Search term "minifier": copy each line of the records that contains it.

= = = = = = =

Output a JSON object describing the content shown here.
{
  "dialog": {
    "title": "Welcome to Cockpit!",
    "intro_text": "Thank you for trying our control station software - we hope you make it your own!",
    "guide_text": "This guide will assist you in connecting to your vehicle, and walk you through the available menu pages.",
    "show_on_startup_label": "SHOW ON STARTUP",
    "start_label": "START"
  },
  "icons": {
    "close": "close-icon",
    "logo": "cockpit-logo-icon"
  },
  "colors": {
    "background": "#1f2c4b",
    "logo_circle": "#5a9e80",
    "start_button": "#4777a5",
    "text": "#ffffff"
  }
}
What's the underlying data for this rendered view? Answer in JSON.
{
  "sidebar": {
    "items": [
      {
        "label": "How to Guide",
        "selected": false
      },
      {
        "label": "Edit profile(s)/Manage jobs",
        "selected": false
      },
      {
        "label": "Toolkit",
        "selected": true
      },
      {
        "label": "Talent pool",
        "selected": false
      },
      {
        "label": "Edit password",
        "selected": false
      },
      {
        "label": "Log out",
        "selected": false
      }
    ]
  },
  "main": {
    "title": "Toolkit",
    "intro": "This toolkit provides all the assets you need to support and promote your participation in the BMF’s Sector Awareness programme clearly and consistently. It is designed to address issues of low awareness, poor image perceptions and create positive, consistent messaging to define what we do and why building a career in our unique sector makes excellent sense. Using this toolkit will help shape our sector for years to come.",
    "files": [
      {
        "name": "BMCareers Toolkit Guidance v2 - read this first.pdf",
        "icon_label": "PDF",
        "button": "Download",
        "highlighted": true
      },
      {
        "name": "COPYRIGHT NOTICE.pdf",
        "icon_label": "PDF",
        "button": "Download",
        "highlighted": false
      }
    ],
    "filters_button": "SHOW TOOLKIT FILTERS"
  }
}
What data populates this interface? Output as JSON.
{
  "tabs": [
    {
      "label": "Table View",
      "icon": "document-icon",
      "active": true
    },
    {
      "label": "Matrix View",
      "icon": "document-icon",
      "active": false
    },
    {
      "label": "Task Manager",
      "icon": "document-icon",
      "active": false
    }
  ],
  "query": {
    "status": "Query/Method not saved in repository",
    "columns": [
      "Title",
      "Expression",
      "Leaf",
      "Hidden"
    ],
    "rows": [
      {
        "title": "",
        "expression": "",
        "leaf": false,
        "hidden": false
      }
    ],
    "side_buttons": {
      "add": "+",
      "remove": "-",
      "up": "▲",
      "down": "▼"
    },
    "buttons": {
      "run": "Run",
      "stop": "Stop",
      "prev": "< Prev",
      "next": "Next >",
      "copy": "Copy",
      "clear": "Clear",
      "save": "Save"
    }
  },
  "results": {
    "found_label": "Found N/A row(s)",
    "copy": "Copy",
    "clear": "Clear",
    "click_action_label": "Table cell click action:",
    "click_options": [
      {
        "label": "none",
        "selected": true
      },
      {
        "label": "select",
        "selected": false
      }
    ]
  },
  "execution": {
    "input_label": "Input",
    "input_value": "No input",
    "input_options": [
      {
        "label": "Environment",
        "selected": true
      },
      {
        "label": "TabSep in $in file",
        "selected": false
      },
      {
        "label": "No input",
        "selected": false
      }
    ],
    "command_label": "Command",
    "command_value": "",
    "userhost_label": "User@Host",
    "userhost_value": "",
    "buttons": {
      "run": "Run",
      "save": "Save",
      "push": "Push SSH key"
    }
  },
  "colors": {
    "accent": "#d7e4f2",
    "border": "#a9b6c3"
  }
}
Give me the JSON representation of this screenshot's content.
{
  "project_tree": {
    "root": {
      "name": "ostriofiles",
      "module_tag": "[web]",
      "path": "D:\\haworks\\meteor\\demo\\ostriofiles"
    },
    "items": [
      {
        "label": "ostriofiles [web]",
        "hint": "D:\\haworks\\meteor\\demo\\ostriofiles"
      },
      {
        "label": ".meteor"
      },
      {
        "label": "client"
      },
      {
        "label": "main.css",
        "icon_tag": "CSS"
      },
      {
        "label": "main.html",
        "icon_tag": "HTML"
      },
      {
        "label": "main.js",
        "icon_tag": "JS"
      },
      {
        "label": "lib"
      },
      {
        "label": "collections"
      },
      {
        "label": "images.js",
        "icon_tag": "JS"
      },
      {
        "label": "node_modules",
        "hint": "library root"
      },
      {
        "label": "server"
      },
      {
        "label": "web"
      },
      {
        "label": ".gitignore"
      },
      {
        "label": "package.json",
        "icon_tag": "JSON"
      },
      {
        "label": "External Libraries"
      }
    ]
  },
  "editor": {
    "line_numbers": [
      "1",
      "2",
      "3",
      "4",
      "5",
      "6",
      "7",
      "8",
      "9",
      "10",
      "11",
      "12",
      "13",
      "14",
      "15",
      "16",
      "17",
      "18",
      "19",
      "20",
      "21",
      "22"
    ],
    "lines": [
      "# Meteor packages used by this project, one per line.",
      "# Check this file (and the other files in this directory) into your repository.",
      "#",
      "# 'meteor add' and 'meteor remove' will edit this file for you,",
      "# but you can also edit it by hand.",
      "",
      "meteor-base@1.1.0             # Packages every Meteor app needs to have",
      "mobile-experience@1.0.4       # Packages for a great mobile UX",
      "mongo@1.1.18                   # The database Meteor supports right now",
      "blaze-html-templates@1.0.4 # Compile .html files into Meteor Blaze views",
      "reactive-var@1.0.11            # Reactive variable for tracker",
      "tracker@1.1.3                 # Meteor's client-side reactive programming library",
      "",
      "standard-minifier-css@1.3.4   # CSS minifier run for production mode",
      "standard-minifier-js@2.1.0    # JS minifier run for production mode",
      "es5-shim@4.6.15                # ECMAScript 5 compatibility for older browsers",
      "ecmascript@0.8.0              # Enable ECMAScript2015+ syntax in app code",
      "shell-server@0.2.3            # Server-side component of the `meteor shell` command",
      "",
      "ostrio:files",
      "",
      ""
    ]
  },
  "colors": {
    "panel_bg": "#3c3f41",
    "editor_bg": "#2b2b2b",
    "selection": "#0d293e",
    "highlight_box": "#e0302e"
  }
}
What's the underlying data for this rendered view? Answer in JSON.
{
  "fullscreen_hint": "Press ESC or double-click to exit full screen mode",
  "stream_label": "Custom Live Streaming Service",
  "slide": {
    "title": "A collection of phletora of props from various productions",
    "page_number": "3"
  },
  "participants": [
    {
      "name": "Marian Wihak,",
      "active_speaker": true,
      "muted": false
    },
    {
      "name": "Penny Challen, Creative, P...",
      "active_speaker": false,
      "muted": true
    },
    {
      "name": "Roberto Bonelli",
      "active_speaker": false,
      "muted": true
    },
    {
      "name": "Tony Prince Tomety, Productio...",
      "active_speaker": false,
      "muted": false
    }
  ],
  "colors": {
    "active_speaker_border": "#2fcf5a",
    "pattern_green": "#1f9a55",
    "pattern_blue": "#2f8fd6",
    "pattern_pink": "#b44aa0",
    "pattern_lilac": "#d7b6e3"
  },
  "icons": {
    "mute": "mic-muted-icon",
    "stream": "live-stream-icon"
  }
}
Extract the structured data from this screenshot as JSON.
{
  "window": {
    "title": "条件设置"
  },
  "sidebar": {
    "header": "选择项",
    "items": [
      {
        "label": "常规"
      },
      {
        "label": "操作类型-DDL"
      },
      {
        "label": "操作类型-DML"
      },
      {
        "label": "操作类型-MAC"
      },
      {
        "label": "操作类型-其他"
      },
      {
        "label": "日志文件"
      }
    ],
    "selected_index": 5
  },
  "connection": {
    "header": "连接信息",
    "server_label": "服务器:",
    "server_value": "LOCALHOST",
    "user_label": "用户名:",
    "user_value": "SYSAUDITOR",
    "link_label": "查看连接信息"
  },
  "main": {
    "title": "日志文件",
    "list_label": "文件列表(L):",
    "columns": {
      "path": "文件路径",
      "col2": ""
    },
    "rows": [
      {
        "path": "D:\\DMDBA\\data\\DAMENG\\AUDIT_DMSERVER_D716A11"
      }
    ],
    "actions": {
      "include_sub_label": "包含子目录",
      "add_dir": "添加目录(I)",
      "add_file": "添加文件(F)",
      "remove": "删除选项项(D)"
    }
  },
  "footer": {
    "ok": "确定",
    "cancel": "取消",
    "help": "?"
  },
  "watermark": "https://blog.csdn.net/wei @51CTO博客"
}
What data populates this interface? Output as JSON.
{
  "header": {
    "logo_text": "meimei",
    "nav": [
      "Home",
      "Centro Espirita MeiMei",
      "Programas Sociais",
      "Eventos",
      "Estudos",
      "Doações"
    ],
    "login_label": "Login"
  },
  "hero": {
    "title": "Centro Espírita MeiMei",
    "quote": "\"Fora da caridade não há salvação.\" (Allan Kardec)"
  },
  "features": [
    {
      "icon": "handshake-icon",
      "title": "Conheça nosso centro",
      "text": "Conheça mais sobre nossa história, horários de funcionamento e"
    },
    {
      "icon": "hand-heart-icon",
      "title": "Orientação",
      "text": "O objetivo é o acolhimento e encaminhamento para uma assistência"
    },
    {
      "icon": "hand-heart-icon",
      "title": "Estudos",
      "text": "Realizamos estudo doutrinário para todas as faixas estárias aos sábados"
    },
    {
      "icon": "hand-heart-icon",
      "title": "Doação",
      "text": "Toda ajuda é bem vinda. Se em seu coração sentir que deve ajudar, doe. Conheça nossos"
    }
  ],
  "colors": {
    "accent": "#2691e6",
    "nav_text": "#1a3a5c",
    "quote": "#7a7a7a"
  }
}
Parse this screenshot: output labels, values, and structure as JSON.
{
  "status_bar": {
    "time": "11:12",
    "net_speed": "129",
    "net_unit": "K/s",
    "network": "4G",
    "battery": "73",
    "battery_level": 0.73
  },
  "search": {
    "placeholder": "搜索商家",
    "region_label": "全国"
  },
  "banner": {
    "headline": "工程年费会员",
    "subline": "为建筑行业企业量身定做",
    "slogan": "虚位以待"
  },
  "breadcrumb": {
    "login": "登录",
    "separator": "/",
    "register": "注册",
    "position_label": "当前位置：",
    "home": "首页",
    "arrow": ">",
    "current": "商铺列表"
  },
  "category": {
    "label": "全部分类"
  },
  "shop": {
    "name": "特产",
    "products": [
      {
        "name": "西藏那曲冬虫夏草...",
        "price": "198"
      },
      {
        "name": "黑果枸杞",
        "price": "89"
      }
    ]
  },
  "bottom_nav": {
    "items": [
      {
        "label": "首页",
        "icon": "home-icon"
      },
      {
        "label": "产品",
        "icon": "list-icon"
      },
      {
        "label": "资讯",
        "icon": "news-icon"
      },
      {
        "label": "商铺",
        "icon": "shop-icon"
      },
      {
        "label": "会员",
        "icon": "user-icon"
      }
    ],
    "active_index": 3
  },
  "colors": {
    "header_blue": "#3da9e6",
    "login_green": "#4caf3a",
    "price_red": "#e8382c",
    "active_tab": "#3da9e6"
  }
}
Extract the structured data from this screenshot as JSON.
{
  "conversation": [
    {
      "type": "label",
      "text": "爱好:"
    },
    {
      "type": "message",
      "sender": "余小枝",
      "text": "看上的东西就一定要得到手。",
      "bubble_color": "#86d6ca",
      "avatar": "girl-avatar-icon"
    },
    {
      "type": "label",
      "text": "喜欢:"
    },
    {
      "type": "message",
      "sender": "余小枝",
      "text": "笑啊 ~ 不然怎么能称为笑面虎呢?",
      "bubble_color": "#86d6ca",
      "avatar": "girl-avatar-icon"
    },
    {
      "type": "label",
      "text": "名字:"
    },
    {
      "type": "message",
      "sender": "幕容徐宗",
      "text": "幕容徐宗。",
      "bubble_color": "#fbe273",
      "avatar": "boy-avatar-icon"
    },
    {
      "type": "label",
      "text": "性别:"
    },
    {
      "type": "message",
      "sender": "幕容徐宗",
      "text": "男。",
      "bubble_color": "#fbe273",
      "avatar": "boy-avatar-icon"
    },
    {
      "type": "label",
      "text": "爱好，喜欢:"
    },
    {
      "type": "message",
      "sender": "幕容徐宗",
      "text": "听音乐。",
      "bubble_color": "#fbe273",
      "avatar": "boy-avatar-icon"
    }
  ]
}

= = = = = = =

# [Result of the exercise]
      "standard-minifier-css@1.3.4   # CSS minifier run for production mode",
      "standard-minifier-js@2.1.0    # JS minifier run for production mode",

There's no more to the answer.